Gadsden also presented a copy of this flag to the Congress of South Carolina in Charleston, South Carolina.
Before Esek Hopkins was named the first Commodore of the American Navy by the Continental Congress he served as a Brigadier General of the Rhode Island Militia Artillery, and would have been familiar with the design of the flag.
All four of the American-designed "Rattlesnake Flags" show a coiled rattlesnake.
The John Proctor's Regiment flag of 1st Battalion Westmoreland County, Pennsylvania, had a coiled rattlesnake shown on its flag.
The United Companies of the Train of Artillery of the Town of Providence already used a coiled rattlesnake on a field of gold with the motto "Do Not Tread On Me" on its flag.
The rattlesnake symbol was first officially adopted by the Continental Congress in 1778 when it approved the design for the official Seal of the War Office (at that time and for many years thereafter, the War Office was a term associated with the Headquarters of the Army).
At the top center of the Seal is a rattlesnake holding a banner which says: "This We'll Defend".
Its use as a symbol of the American colonies can be traced back to the publications of Benjamin Franklin.
In 1751, he made the first reference to the rattlesnake in a satirical commentary published in his Pennsylvania Gazette.
This is according to the October 20, 1775 letter of Washington's aide Colonel Joseph Reed, which is stored in the Library of Congress.

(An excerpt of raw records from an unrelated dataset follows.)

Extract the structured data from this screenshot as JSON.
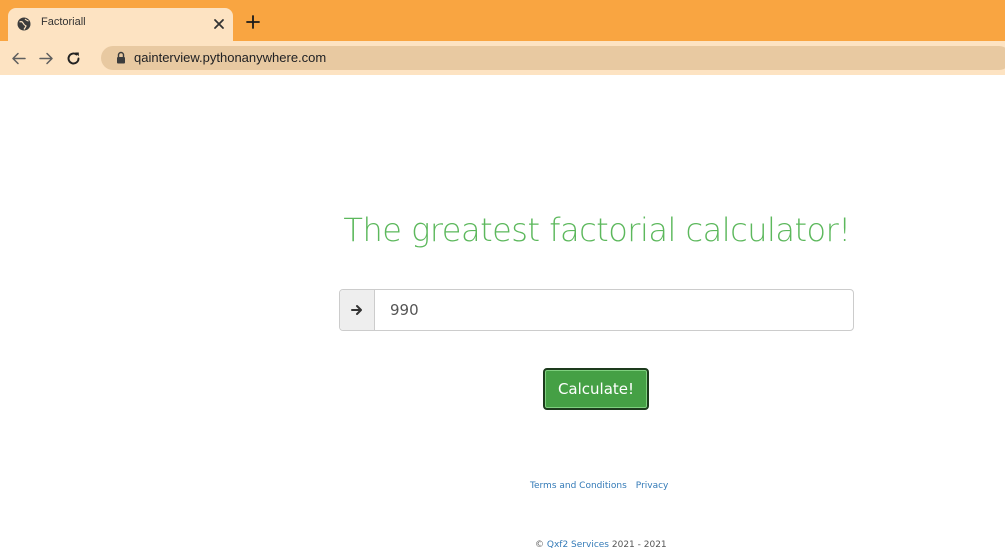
{
  "browser": {
    "tab_title": "Factoriall",
    "url": "qainterview.pythonanywhere.com"
  },
  "page": {
    "title": "The greatest factorial calculator!",
    "input_value": "990",
    "button_label": "Calculate!"
  },
  "footer": {
    "links": [
      "Terms and Conditions",
      "Privacy"
    ],
    "copyright_symbol": "©",
    "company": "Qxf2 Services",
    "years": "2021 - 2021"
  },
  "colors": {
    "tabstrip": "#f9a541",
    "toolbar": "#fde3c2",
    "title_green": "#5cb85c",
    "button_green": "#45a045",
    "link_blue": "#337ab7"
  }
}
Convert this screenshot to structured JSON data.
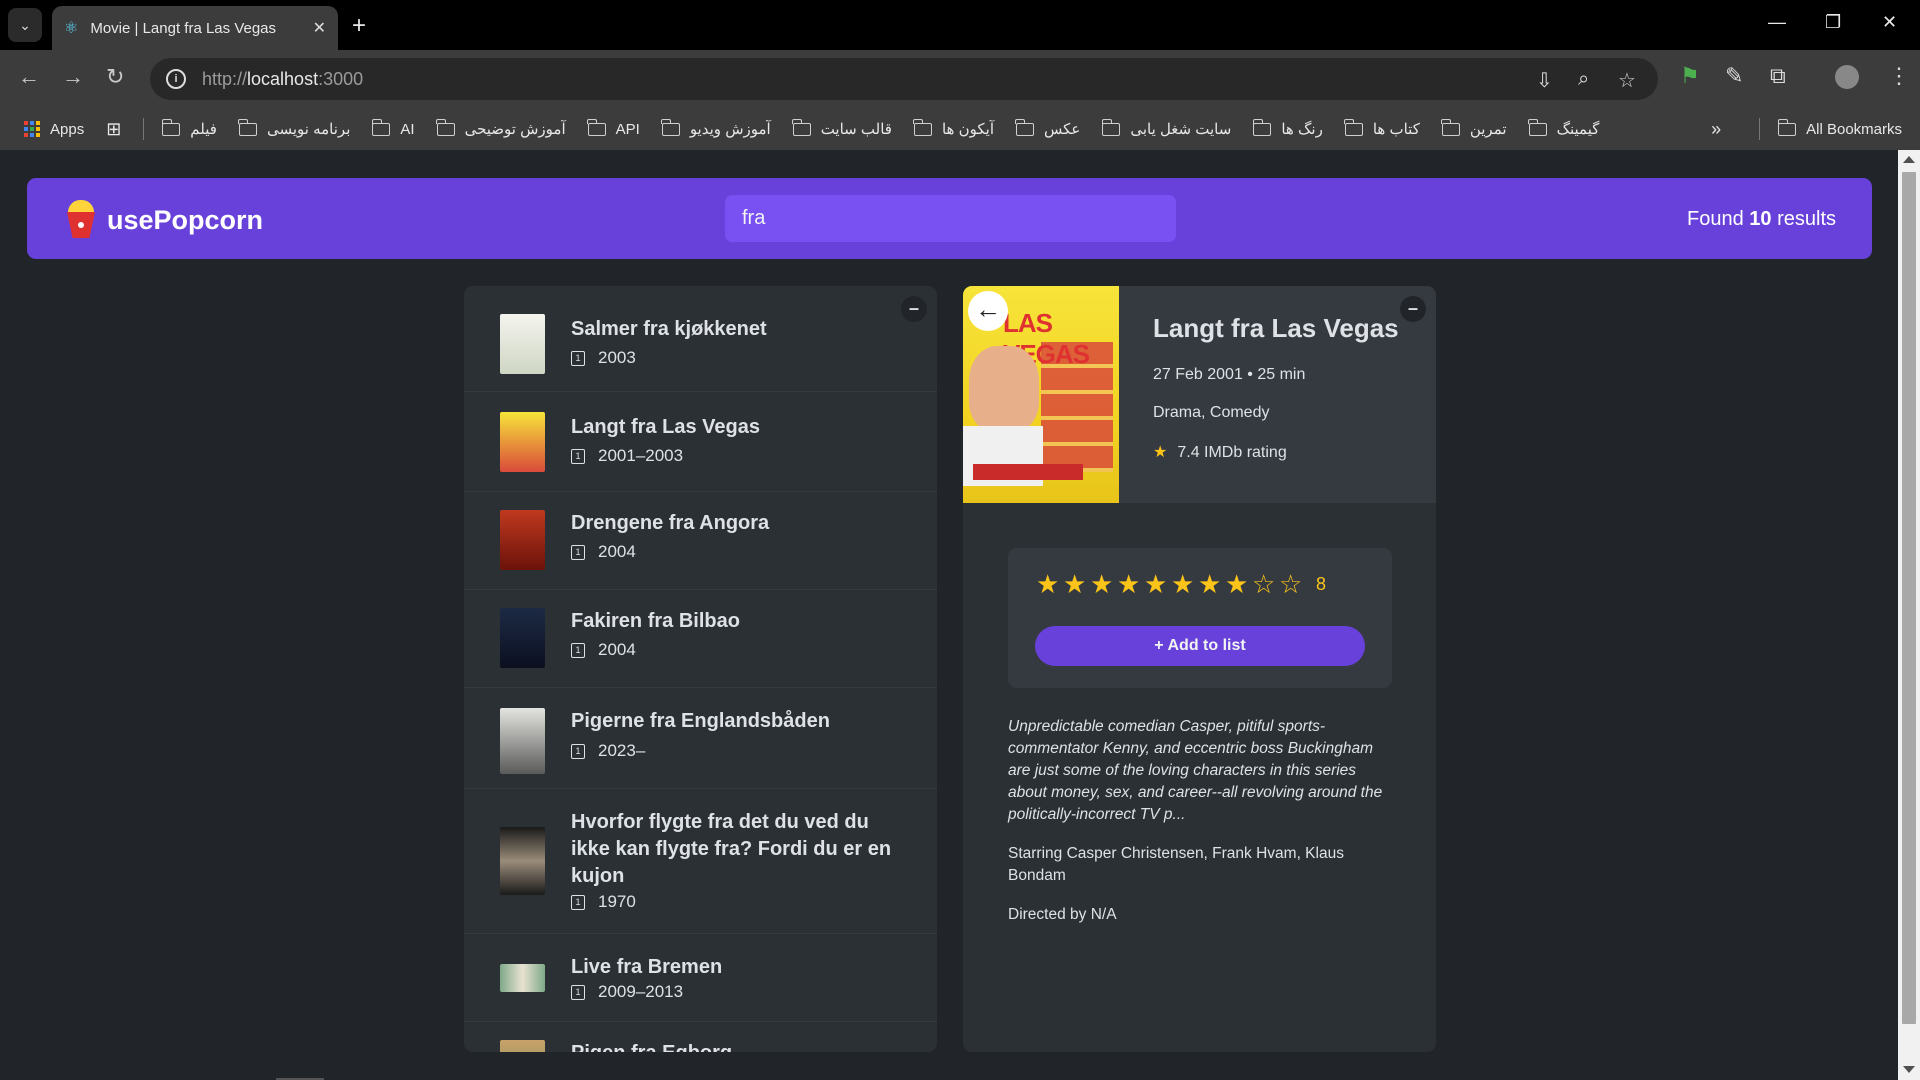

Those first ships were used to intercept incoming British ships carrying war supplies to the British troops in the colonies to both deprive the supplies to the British and to supply to the Continental Army.